ASSIGNMENT
Drop every image and restate the entries below word for word.

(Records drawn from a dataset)
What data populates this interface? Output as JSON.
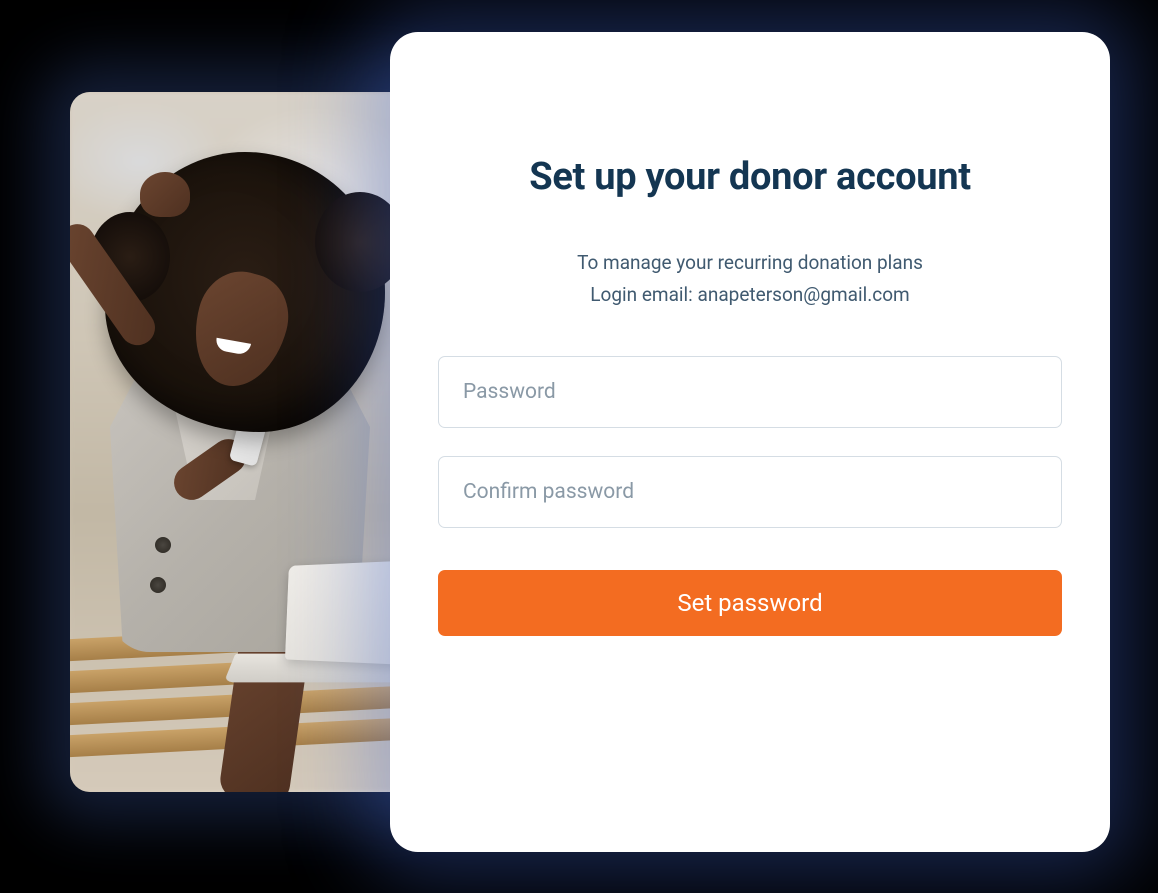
{
  "form": {
    "title": "Set up your donor account",
    "subtitle_line1": "To manage your recurring donation plans",
    "subtitle_line2_prefix": "Login email: ",
    "login_email": "anapeterson@gmail.com",
    "password_placeholder": "Password",
    "confirm_password_placeholder": "Confirm password",
    "submit_label": "Set password"
  },
  "colors": {
    "primary_button": "#f36c21",
    "title_text": "#143652",
    "card_glow": "#4a6edc"
  }
}
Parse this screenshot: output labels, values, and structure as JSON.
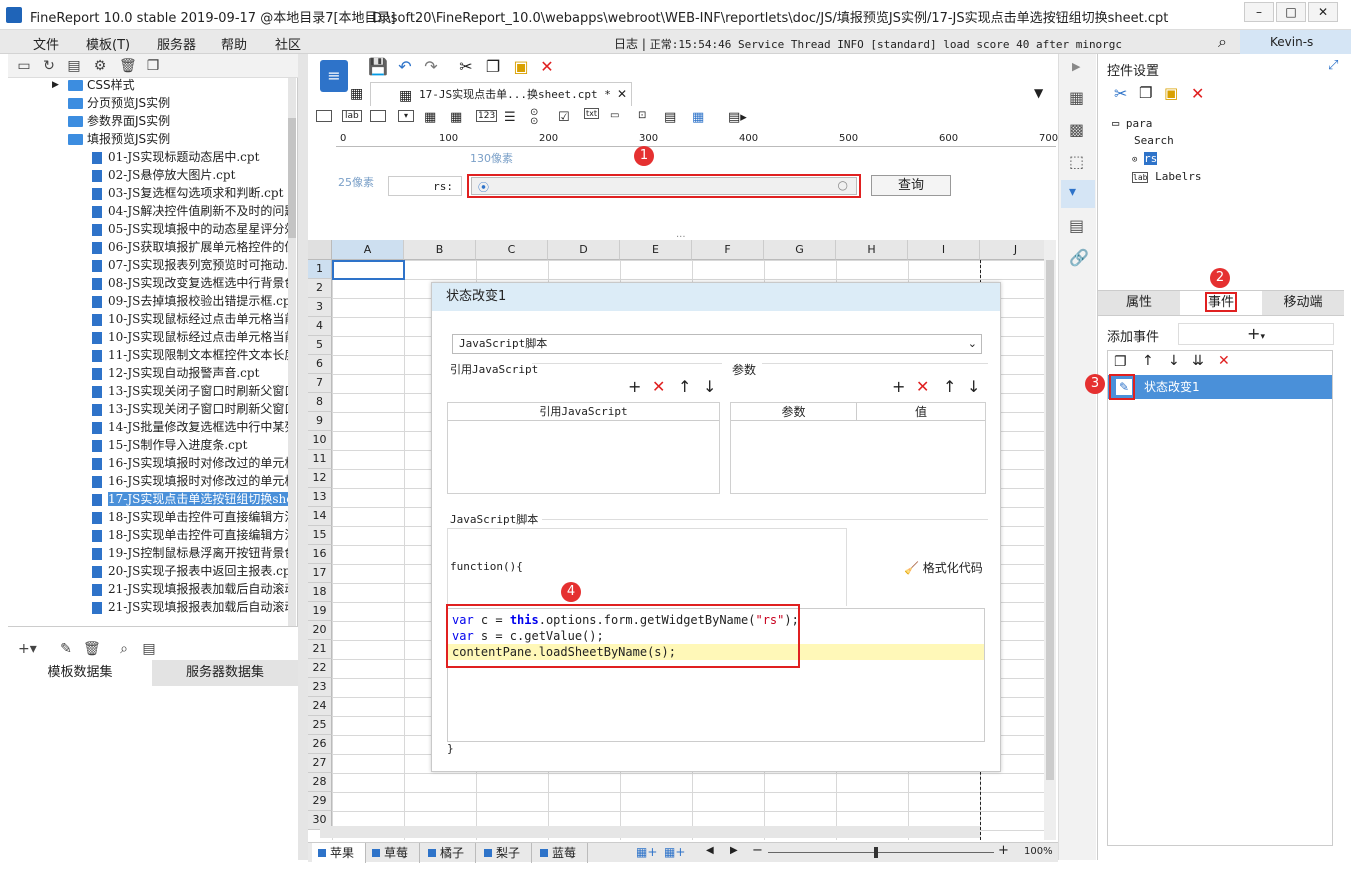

EXPECTED ANSWER
What data populates this interface? Output as JSON.
{
  "form": {
    "title": "Set up your donor account",
    "subtitle_line1": "To manage your recurring donation plans",
    "subtitle_line2_prefix": "Login email: ",
    "login_email": "anapeterson@gmail.com",
    "password_placeholder": "Password",
    "confirm_password_placeholder": "Confirm password",
    "submit_label": "Set password"
  },
  "colors": {
    "primary_button": "#f36c21",
    "title_text": "#143652",
    "card_glow": "#4a6edc"
  }
}
Parse this screenshot: output labels, values, and structure as JSON.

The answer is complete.